===== Provided entries

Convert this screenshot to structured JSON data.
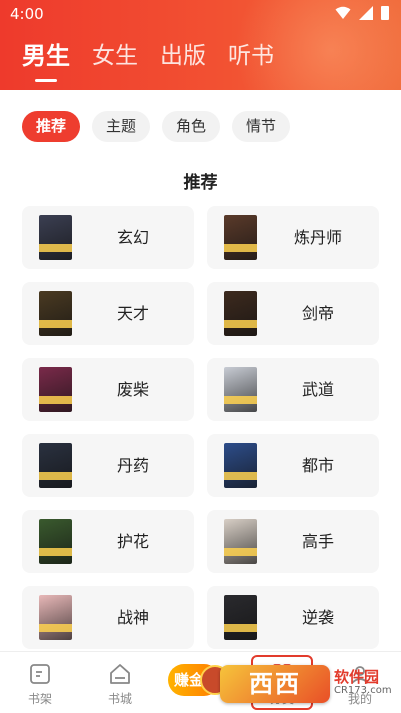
{
  "status_bar": {
    "time": "4:00"
  },
  "top_tabs": [
    {
      "label": "男生",
      "active": true
    },
    {
      "label": "女生",
      "active": false
    },
    {
      "label": "出版",
      "active": false
    },
    {
      "label": "听书",
      "active": false
    }
  ],
  "chips": [
    {
      "label": "推荐",
      "active": true
    },
    {
      "label": "主题",
      "active": false
    },
    {
      "label": "角色",
      "active": false
    },
    {
      "label": "情节",
      "active": false
    }
  ],
  "section_title": "推荐",
  "categories": [
    {
      "label": "玄幻",
      "cover_color": "#3b3f52"
    },
    {
      "label": "炼丹师",
      "cover_color": "#5a3a2a"
    },
    {
      "label": "天才",
      "cover_color": "#4a3a22"
    },
    {
      "label": "剑帝",
      "cover_color": "#3d2a1e"
    },
    {
      "label": "废柴",
      "cover_color": "#7a2a4a"
    },
    {
      "label": "武道",
      "cover_color": "#c8ccd4"
    },
    {
      "label": "丹药",
      "cover_color": "#2a3140"
    },
    {
      "label": "都市",
      "cover_color": "#2d4d8a"
    },
    {
      "label": "护花",
      "cover_color": "#3a5a2e"
    },
    {
      "label": "高手",
      "cover_color": "#d8cfc6"
    },
    {
      "label": "战神",
      "cover_color": "#e8b8b8"
    },
    {
      "label": "逆袭",
      "cover_color": "#2a2a2e"
    }
  ],
  "bottom_nav": {
    "bookshelf": "书架",
    "bookstore": "书城",
    "earn": "赚金",
    "category": "分类",
    "mine": "我的"
  },
  "watermark": {
    "logo": "西西",
    "site_name": "软件园",
    "site_url": "CR173.com"
  },
  "colors": {
    "brand_red": "#ee3d2f",
    "card_bg": "#f6f6f6"
  }
}
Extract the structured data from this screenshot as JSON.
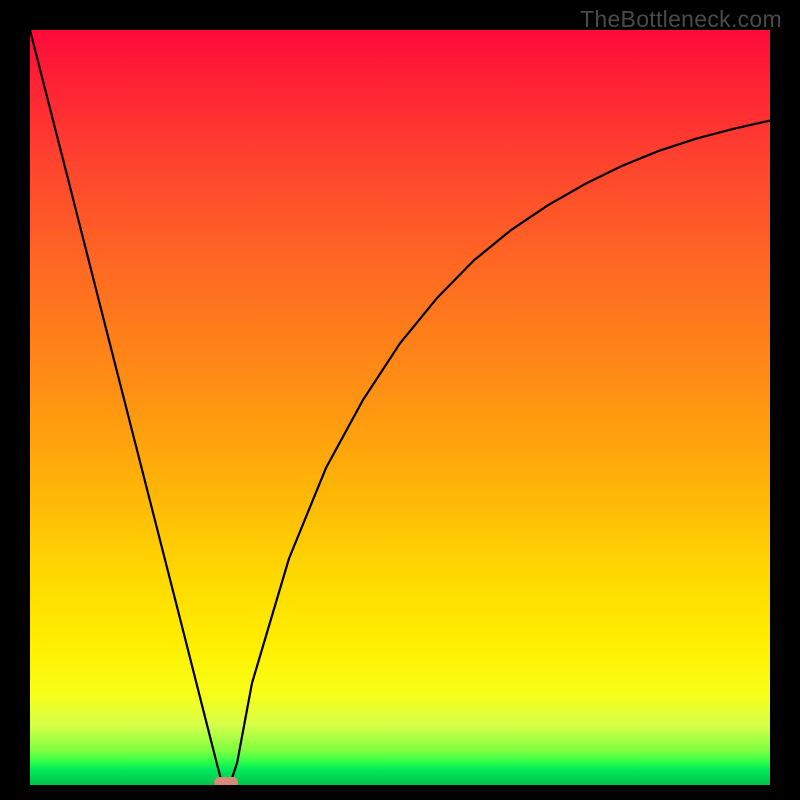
{
  "watermark": "TheBottleneck.com",
  "chart_data": {
    "type": "line",
    "title": "",
    "xlabel": "",
    "ylabel": "",
    "xlim": [
      0,
      100
    ],
    "ylim": [
      0,
      100
    ],
    "series": [
      {
        "name": "curve",
        "x": [
          0,
          5,
          10,
          15,
          20,
          25,
          26,
          27,
          28,
          30,
          35,
          40,
          45,
          50,
          55,
          60,
          65,
          70,
          75,
          80,
          85,
          90,
          95,
          100
        ],
        "values": [
          100,
          80.8,
          61.5,
          42.3,
          23.1,
          3.8,
          0,
          0,
          3,
          13.5,
          30,
          42,
          51,
          58.5,
          64.5,
          69.5,
          73.5,
          76.8,
          79.6,
          82,
          84,
          85.6,
          86.9,
          88
        ]
      }
    ],
    "marker": {
      "x": 26.5,
      "y": 0
    },
    "gradient_stops": [
      {
        "pos": 0,
        "color": "#ff0a3a"
      },
      {
        "pos": 50,
        "color": "#ff8c15"
      },
      {
        "pos": 80,
        "color": "#fff000"
      },
      {
        "pos": 100,
        "color": "#00c24a"
      }
    ]
  }
}
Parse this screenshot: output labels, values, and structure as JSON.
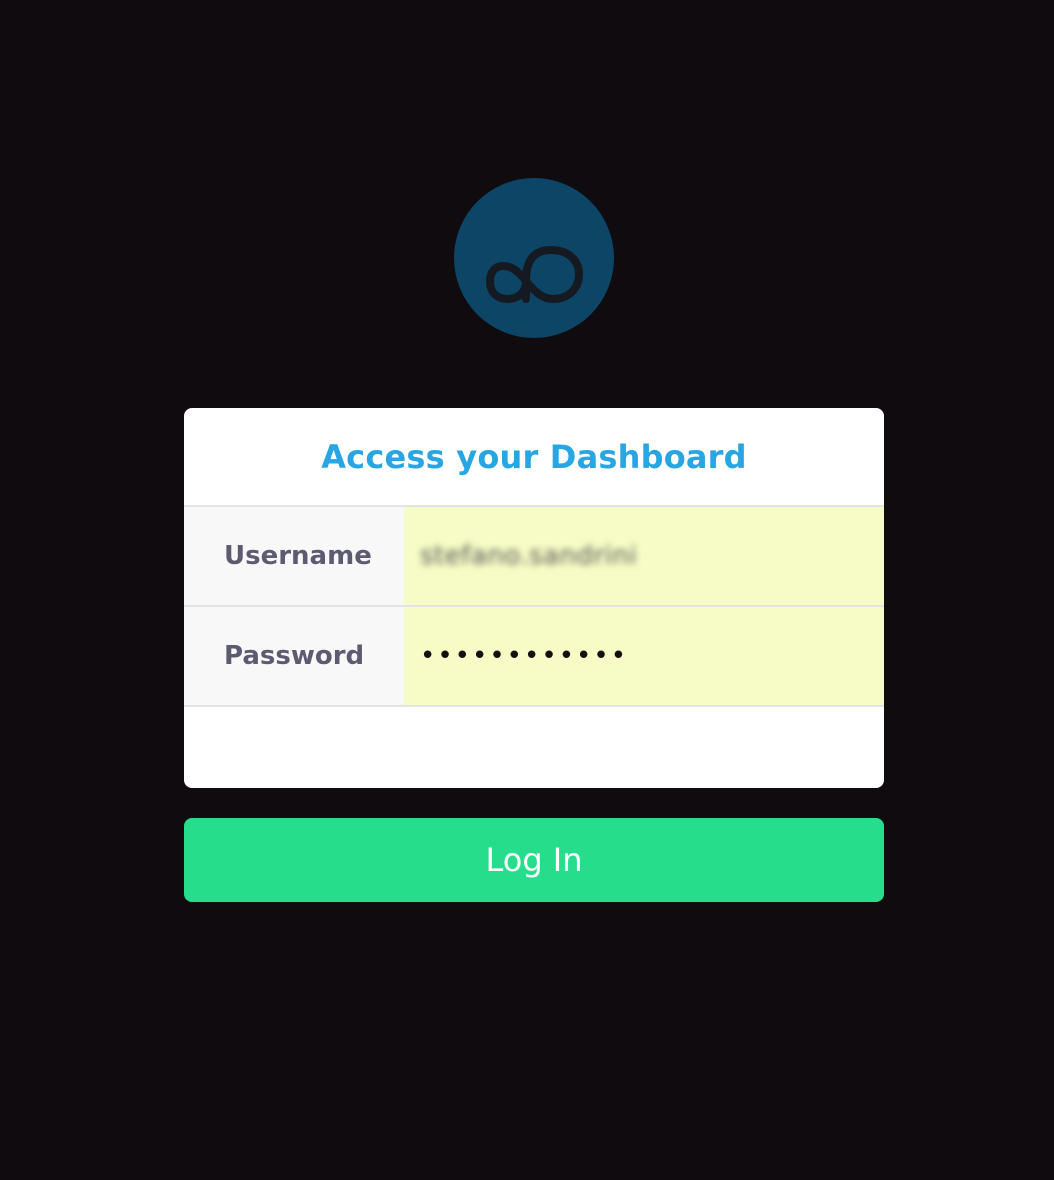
{
  "logo": {
    "icon": "infinity-p-logo-icon",
    "background": "#0d4566",
    "stroke": "#151a22"
  },
  "login_form": {
    "title": "Access your Dashboard",
    "title_color": "#27a6e3",
    "username": {
      "label": "Username",
      "value": "stefano.sandrini"
    },
    "password": {
      "label": "Password",
      "value": "••••••••••••"
    },
    "field_background": "#f7fcc6"
  },
  "login_button": {
    "label": "Log In",
    "color": "#26dd8c"
  }
}
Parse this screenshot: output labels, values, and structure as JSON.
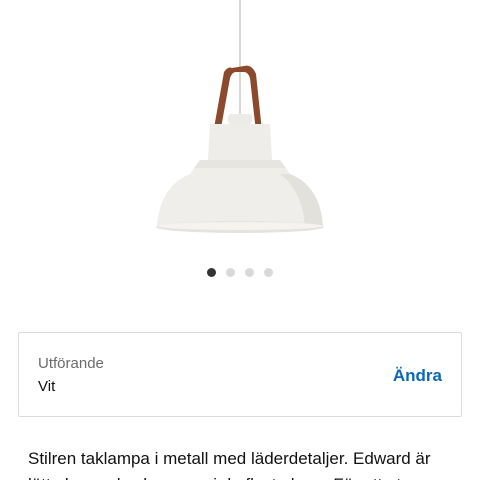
{
  "product": {
    "image_alt": "Taklampa Edward vit",
    "carousel": {
      "count": 4,
      "active_index": 0
    }
  },
  "variant": {
    "label": "Utförande",
    "value": "Vit",
    "change_label": "Ändra"
  },
  "description": {
    "line1": "Stilren taklampa i metall med läderdetaljer. Edward är",
    "line2": "lätt placerad och passar i de flesta hem. För att ut..."
  },
  "colors": {
    "link": "#0a6ab8",
    "lamp_shade": "#efeeea",
    "leather_strap": "#8b4a2b",
    "dot_active": "#333333",
    "dot_inactive": "#d9d9d9"
  }
}
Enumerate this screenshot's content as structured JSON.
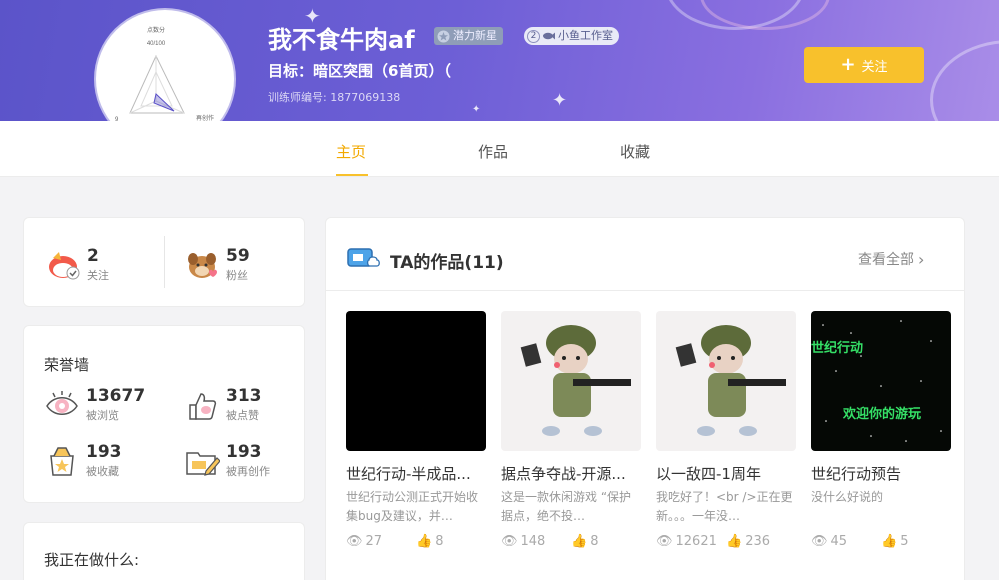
{
  "profile": {
    "username": "我不食牛肉af",
    "badge_rising": "潜力新星",
    "badge_studio_num": "2",
    "badge_studio": "小鱼工作室",
    "goal": "目标：暗区突围（6首页）（",
    "trainer": "训练师编号: 1877069138",
    "radar_top_label": "点数分",
    "radar_top_value": "40/100",
    "radar_right_label": "再创作",
    "radar_right_value": "67",
    "radar_left_value": "9"
  },
  "actions": {
    "follow_label": "关注"
  },
  "tabs": [
    {
      "label": "主页"
    },
    {
      "label": "作品"
    },
    {
      "label": "收藏"
    }
  ],
  "social": {
    "following_count": "2",
    "following_label": "关注",
    "fans_count": "59",
    "fans_label": "粉丝"
  },
  "honor": {
    "title": "荣誉墙",
    "views": "13677",
    "views_label": "被浏览",
    "likes": "313",
    "likes_label": "被点赞",
    "favs": "193",
    "favs_label": "被收藏",
    "remix": "193",
    "remix_label": "被再创作"
  },
  "doing": {
    "title": "我正在做什么:"
  },
  "works": {
    "title": "TA的作品(11)",
    "view_all": "查看全部",
    "items": [
      {
        "title": "世纪行动-半成品...",
        "desc": "世纪行动公测正式开始收集bug及建议，并…",
        "views": "27",
        "likes": "8"
      },
      {
        "title": "据点争夺战-开源...",
        "desc": "这是一款休闲游戏 “保护据点，绝不投…",
        "views": "148",
        "likes": "8"
      },
      {
        "title": "以一敌四-1周年",
        "desc": "我吃好了！<br />正在更新。。。一年没…",
        "views": "12621",
        "likes": "236"
      },
      {
        "title": "世纪行动预告",
        "desc": "没什么好说的",
        "views": "45",
        "likes": "5"
      }
    ],
    "thumb4_line1": "世纪行动",
    "thumb4_line2": "欢迎你的游玩"
  },
  "colors": {
    "accent": "#f8c12c",
    "banner": "#6d5fd6"
  }
}
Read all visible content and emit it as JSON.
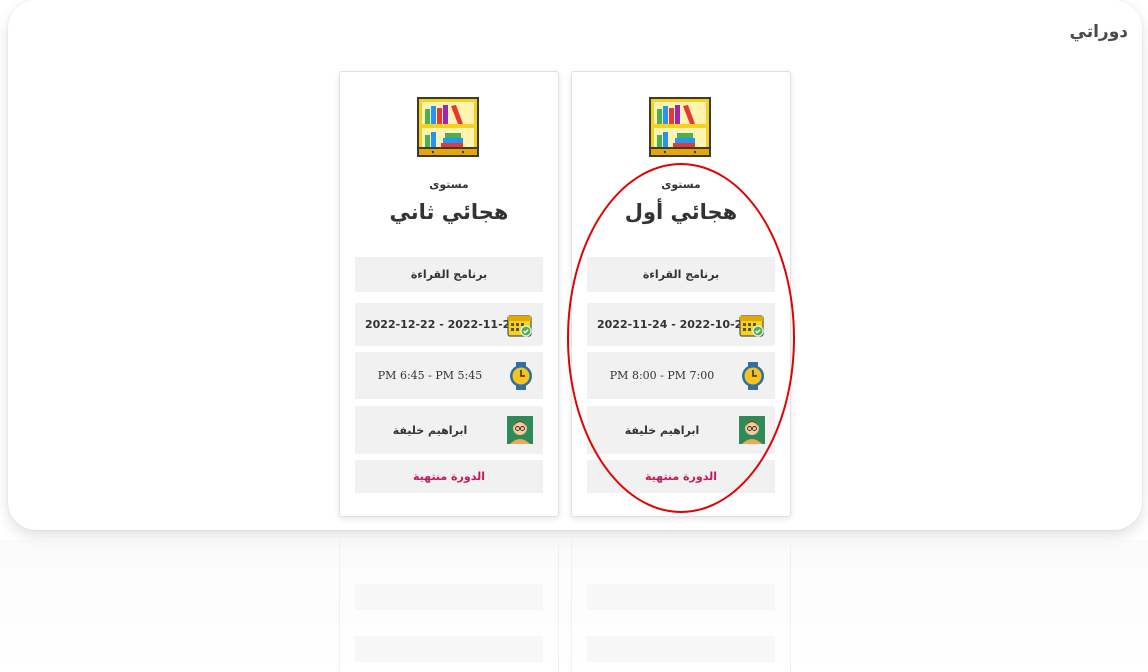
{
  "page": {
    "title": "دوراتي"
  },
  "courses": [
    {
      "level_label": "مستوى",
      "name": "هجائي أول",
      "program": "برنامج القراءة",
      "dates": "2022-11-24  -  2022-10-29",
      "time": "PM 8:00   -   PM 7:00",
      "teacher": "ابراهيم خليفة",
      "status": "الدورة منتهية"
    },
    {
      "level_label": "مستوى",
      "name": "هجائي ثاني",
      "program": "برنامج القراءة",
      "dates": "2022-12-22  -  2022-11-26",
      "time": "PM 6:45   -   PM 5:45",
      "teacher": "ابراهيم خليفة",
      "status": "الدورة منتهية"
    }
  ],
  "icons": {
    "course": "bookshelf-icon",
    "dates": "calendar-icon",
    "time": "clock-icon",
    "teacher": "teacher-avatar-icon"
  },
  "colors": {
    "status": "#c2185b",
    "highlight_ring": "#e30000",
    "row_bg": "#f1f1f1"
  }
}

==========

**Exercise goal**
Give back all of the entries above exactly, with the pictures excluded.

**Solution to the problem**
Convert this screenshot to structured JSON data.
{
  "status_bar": {
    "time": "4:00"
  },
  "top_tabs": [
    {
      "label": "男生",
      "active": true
    },
    {
      "label": "女生",
      "active": false
    },
    {
      "label": "出版",
      "active": false
    },
    {
      "label": "听书",
      "active": false
    }
  ],
  "chips": [
    {
      "label": "推荐",
      "active": true
    },
    {
      "label": "主题",
      "active": false
    },
    {
      "label": "角色",
      "active": false
    },
    {
      "label": "情节",
      "active": false
    }
  ],
  "section_title": "推荐",
  "categories": [
    {
      "label": "玄幻",
      "cover_color": "#3b3f52"
    },
    {
      "label": "炼丹师",
      "cover_color": "#5a3a2a"
    },
    {
      "label": "天才",
      "cover_color": "#4a3a22"
    },
    {
      "label": "剑帝",
      "cover_color": "#3d2a1e"
    },
    {
      "label": "废柴",
      "cover_color": "#7a2a4a"
    },
    {
      "label": "武道",
      "cover_color": "#c8ccd4"
    },
    {
      "label": "丹药",
      "cover_color": "#2a3140"
    },
    {
      "label": "都市",
      "cover_color": "#2d4d8a"
    },
    {
      "label": "护花",
      "cover_color": "#3a5a2e"
    },
    {
      "label": "高手",
      "cover_color": "#d8cfc6"
    },
    {
      "label": "战神",
      "cover_color": "#e8b8b8"
    },
    {
      "label": "逆袭",
      "cover_color": "#2a2a2e"
    }
  ],
  "bottom_nav": {
    "bookshelf": "书架",
    "bookstore": "书城",
    "earn": "赚金",
    "category": "分类",
    "mine": "我的"
  },
  "watermark": {
    "logo": "西西",
    "site_name": "软件园",
    "site_url": "CR173.com"
  },
  "colors": {
    "brand_red": "#ee3d2f",
    "card_bg": "#f6f6f6"
  }
}
Extract the structured data from this screenshot as JSON.
{
  "watermark": "TheBottleneck.com",
  "chart_data": {
    "type": "line",
    "title": "",
    "xlabel": "",
    "ylabel": "",
    "xlim": [
      0,
      100
    ],
    "ylim": [
      0,
      100
    ],
    "series": [
      {
        "name": "curve",
        "x": [
          0,
          5,
          10,
          15,
          20,
          25,
          26,
          27,
          28,
          30,
          35,
          40,
          45,
          50,
          55,
          60,
          65,
          70,
          75,
          80,
          85,
          90,
          95,
          100
        ],
        "values": [
          100,
          80.8,
          61.5,
          42.3,
          23.1,
          3.8,
          0,
          0,
          3,
          13.5,
          30,
          42,
          51,
          58.5,
          64.5,
          69.5,
          73.5,
          76.8,
          79.6,
          82,
          84,
          85.6,
          86.9,
          88
        ]
      }
    ],
    "marker": {
      "x": 26.5,
      "y": 0
    },
    "gradient_stops": [
      {
        "pos": 0,
        "color": "#ff0a3a"
      },
      {
        "pos": 50,
        "color": "#ff8c15"
      },
      {
        "pos": 80,
        "color": "#fff000"
      },
      {
        "pos": 100,
        "color": "#00c24a"
      }
    ]
  }
}
Parse this screenshot: output labels, values, and structure as JSON.
{
  "logo": {
    "icon": "infinity-p-logo-icon",
    "background": "#0d4566",
    "stroke": "#151a22"
  },
  "login_form": {
    "title": "Access your Dashboard",
    "title_color": "#27a6e3",
    "username": {
      "label": "Username",
      "value": "stefano.sandrini"
    },
    "password": {
      "label": "Password",
      "value": "••••••••••••"
    },
    "field_background": "#f7fcc6"
  },
  "login_button": {
    "label": "Log In",
    "color": "#26dd8c"
  }
}
Parse this screenshot: output labels, values, and structure as JSON.
{
  "product": {
    "image_alt": "Taklampa Edward vit",
    "carousel": {
      "count": 4,
      "active_index": 0
    }
  },
  "variant": {
    "label": "Utförande",
    "value": "Vit",
    "change_label": "Ändra"
  },
  "description": {
    "line1": "Stilren taklampa i metall med läderdetaljer. Edward är",
    "line2": "lätt placerad och passar i de flesta hem. För att ut..."
  },
  "colors": {
    "link": "#0a6ab8",
    "lamp_shade": "#efeeea",
    "leather_strap": "#8b4a2b",
    "dot_active": "#333333",
    "dot_inactive": "#d9d9d9"
  }
}
Enumerate this screenshot's content as structured JSON.
{
  "profile": {
    "username": "我不食牛肉af",
    "badge_rising": "潜力新星",
    "badge_studio_num": "2",
    "badge_studio": "小鱼工作室",
    "goal": "目标：暗区突围（6首页）（",
    "trainer": "训练师编号: 1877069138",
    "radar_top_label": "点数分",
    "radar_top_value": "40/100",
    "radar_right_label": "再创作",
    "radar_right_value": "67",
    "radar_left_value": "9"
  },
  "actions": {
    "follow_label": "关注"
  },
  "tabs": [
    {
      "label": "主页"
    },
    {
      "label": "作品"
    },
    {
      "label": "收藏"
    }
  ],
  "social": {
    "following_count": "2",
    "following_label": "关注",
    "fans_count": "59",
    "fans_label": "粉丝"
  },
  "honor": {
    "title": "荣誉墙",
    "views": "13677",
    "views_label": "被浏览",
    "likes": "313",
    "likes_label": "被点赞",
    "favs": "193",
    "favs_label": "被收藏",
    "remix": "193",
    "remix_label": "被再创作"
  },
  "doing": {
    "title": "我正在做什么:"
  },
  "works": {
    "title": "TA的作品(11)",
    "view_all": "查看全部",
    "items": [
      {
        "title": "世纪行动-半成品...",
        "desc": "世纪行动公测正式开始收集bug及建议，并…",
        "views": "27",
        "likes": "8"
      },
      {
        "title": "据点争夺战-开源...",
        "desc": "这是一款休闲游戏 “保护据点，绝不投…",
        "views": "148",
        "likes": "8"
      },
      {
        "title": "以一敌四-1周年",
        "desc": "我吃好了！<br />正在更新。。。一年没…",
        "views": "12621",
        "likes": "236"
      },
      {
        "title": "世纪行动预告",
        "desc": "没什么好说的",
        "views": "45",
        "likes": "5"
      }
    ],
    "thumb4_line1": "世纪行动",
    "thumb4_line2": "欢迎你的游玩"
  },
  "colors": {
    "accent": "#f8c12c",
    "banner": "#6d5fd6"
  }
}
Read all visible content and emit it as JSON.
{
  "page": {
    "title": "دوراتي"
  },
  "courses": [
    {
      "level_label": "مستوى",
      "name": "هجائي أول",
      "program": "برنامج القراءة",
      "dates": "2022-11-24  -  2022-10-29",
      "time": "PM 8:00   -   PM 7:00",
      "teacher": "ابراهيم خليفة",
      "status": "الدورة منتهية"
    },
    {
      "level_label": "مستوى",
      "name": "هجائي ثاني",
      "program": "برنامج القراءة",
      "dates": "2022-12-22  -  2022-11-26",
      "time": "PM 6:45   -   PM 5:45",
      "teacher": "ابراهيم خليفة",
      "status": "الدورة منتهية"
    }
  ],
  "icons": {
    "course": "bookshelf-icon",
    "dates": "calendar-icon",
    "time": "clock-icon",
    "teacher": "teacher-avatar-icon"
  },
  "colors": {
    "status": "#c2185b",
    "highlight_ring": "#e30000",
    "row_bg": "#f1f1f1"
  }
}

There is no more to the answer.